I have reflected on that experience from time to time through the intervening years. Occasionally I have been confronted with opportunities to pursue some venture or activity that seemed to offer the possibility of excitement or adventure. Always when danger or a threat to my physical or spiritual well-being has accompanied these opportunities, I have felt some of the same impressions and warning signals that came to me that day in the mountains of Wyoming. They have not always been as powerful as they were there on the slopes of the Little Big Horn, but they are clear enough that they are not easy to ignore. I have learned that whenever I see “bear tracks,” figuratively speaking, it is wise to check for the warning signals that penetrate one’s conscience. These signals can save us from much heartache and difficulty.
Young people who face the prospect of growing up and making their way in today’s world will likely encounter many “bear tracks” to entice them into the thickets of worldly excitement and pleasure. These enticements can assume many forms. Some of them can appear at first glance to be relatively harmless and innocent. They can be encountered in almost any setting—even in the sanctuary of our own homes. They can appear in the written word, in newspapers, magazines, and books. Some of them take a graphic form with illustrations or photographs. Some penetrate our thoughts and sensitivities through music, while others use all of the sophistication of modern electronic audio and visual technology, including television and the movies. Sometimes we follow “bear tracks” in the indiscretions we display in our relationships with each other that lead to immoral behavior. Many have followed “bear tracks” into the nightmarish world of drug abuse and addiction.
I remember reading several years ago of a man who had gone into the wilderness area of the state of Montana with a companion on a big game hunt. The hunters came upon a grizzly bear at rather close range, and one of the men fired at the bear and wounded it. In a rage the huge animal charged the hunters. One of them, in panic and in a desperate attempt to save himself, climbed into the lower branches of a small tree close by. The tree was not large enough to support the man’s weight and hold him beyond the reach of the bear’s powerful claws and jaws. Before his companion could destroy the bear, it had inflicted such serious injuries on the hunter that it was necessary to amputate both his legs in order to save his life.

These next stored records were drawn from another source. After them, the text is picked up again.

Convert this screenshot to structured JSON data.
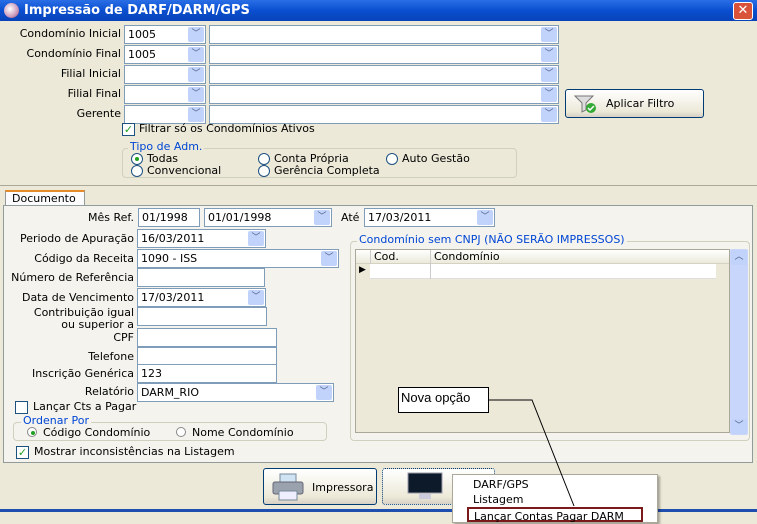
{
  "window": {
    "title": "Impressão de DARF/DARM/GPS",
    "close": "✕"
  },
  "filters": {
    "rows": [
      {
        "label": "Condomínio Inicial",
        "code": "1005",
        "name": ""
      },
      {
        "label": "Condomínio Final",
        "code": "1005",
        "name": ""
      },
      {
        "label": "Filial Inicial",
        "code": "",
        "name": ""
      },
      {
        "label": "Filial Final",
        "code": "",
        "name": ""
      },
      {
        "label": "Gerente",
        "code": "",
        "name": ""
      }
    ],
    "apply_button": "Aplicar Filtro",
    "active_only": {
      "label": "Filtrar só os Condomínios Ativos",
      "checked": true
    },
    "tipo_adm": {
      "legend": "Tipo de Adm.",
      "options": [
        "Todas",
        "Convencional",
        "Conta Própria",
        "Gerência Completa",
        "Auto Gestão"
      ],
      "selected": "Todas"
    }
  },
  "tab": {
    "label": "Documento"
  },
  "form": {
    "mes_ref": {
      "label": "Mês Ref.",
      "value": "01/1998",
      "from": "01/01/1998",
      "ate_label": "Até",
      "to": "17/03/2011"
    },
    "periodo": {
      "label": "Periodo de Apuração",
      "value": "16/03/2011"
    },
    "codigo": {
      "label": "Código da Receita",
      "value": "1090 - ISS"
    },
    "numero": {
      "label": "Número de Referência",
      "value": ""
    },
    "vencimento": {
      "label": "Data de Vencimento",
      "value": "17/03/2011"
    },
    "contribuicao": {
      "label1": "Contribuição igual",
      "label2": "ou superior a",
      "value": ""
    },
    "cpf": {
      "label": "CPF",
      "value": ""
    },
    "telefone": {
      "label": "Telefone",
      "value": ""
    },
    "inscricao": {
      "label": "Inscrição Genérica",
      "value": "123"
    },
    "relatorio": {
      "label": "Relatório",
      "value": "DARM_RIO"
    },
    "lancar": {
      "label": "Lançar Cts a Pagar",
      "checked": false
    },
    "ordenar": {
      "legend": "Ordenar Por",
      "options": [
        "Código Condomínio",
        "Nome Condomínio"
      ],
      "selected": "Código Condomínio"
    },
    "mostrar": {
      "label": "Mostrar inconsistências na Listagem",
      "checked": true
    }
  },
  "grid": {
    "legend": "Condomínio sem CNPJ (NÃO SERÃO IMPRESSOS)",
    "columns": [
      "Cod.",
      "Condomínio"
    ]
  },
  "buttons": {
    "impressora": "Impressora",
    "tela": "T"
  },
  "menu": {
    "items": [
      "DARF/GPS",
      "Listagem",
      "Lançar Contas Pagar DARM"
    ],
    "highlighted": "Lançar Contas Pagar DARM"
  },
  "callout": {
    "text": "Nova opção"
  }
}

Those who follow the figurative “bear tracks” to which I have alluded earlier must be aware that they inevitably lead to danger. Some of these dangers can be fatal to spirituality and faith; others can cause serious injury to true happiness and self-respect from which it is difficult to recover. Willfully following “bear tracks” can have tragic consequences.
My experience has taught me that the best way to avoid the dangers into which “bear tracks” can lead us is to avoid following them. Respond to the warning signals that come through the promptings of the Holy Spirit; escape to safe ground where we are in control of the situation and where we can merit the protecting and preserving powers that our Heavenly Father has promised to those who will obey him.
As we do this, we will find a security and peace of mind that are more valuable than all of the thrill and excitement that pursuing “bear tracks” could ever bring. In addition, we will be able to continue along the pathway to eternal happiness with confidence that we are eligible for every good blessing that may be necessary to guard us and preserve us from the forces that seek to do us injury and hedge up the way.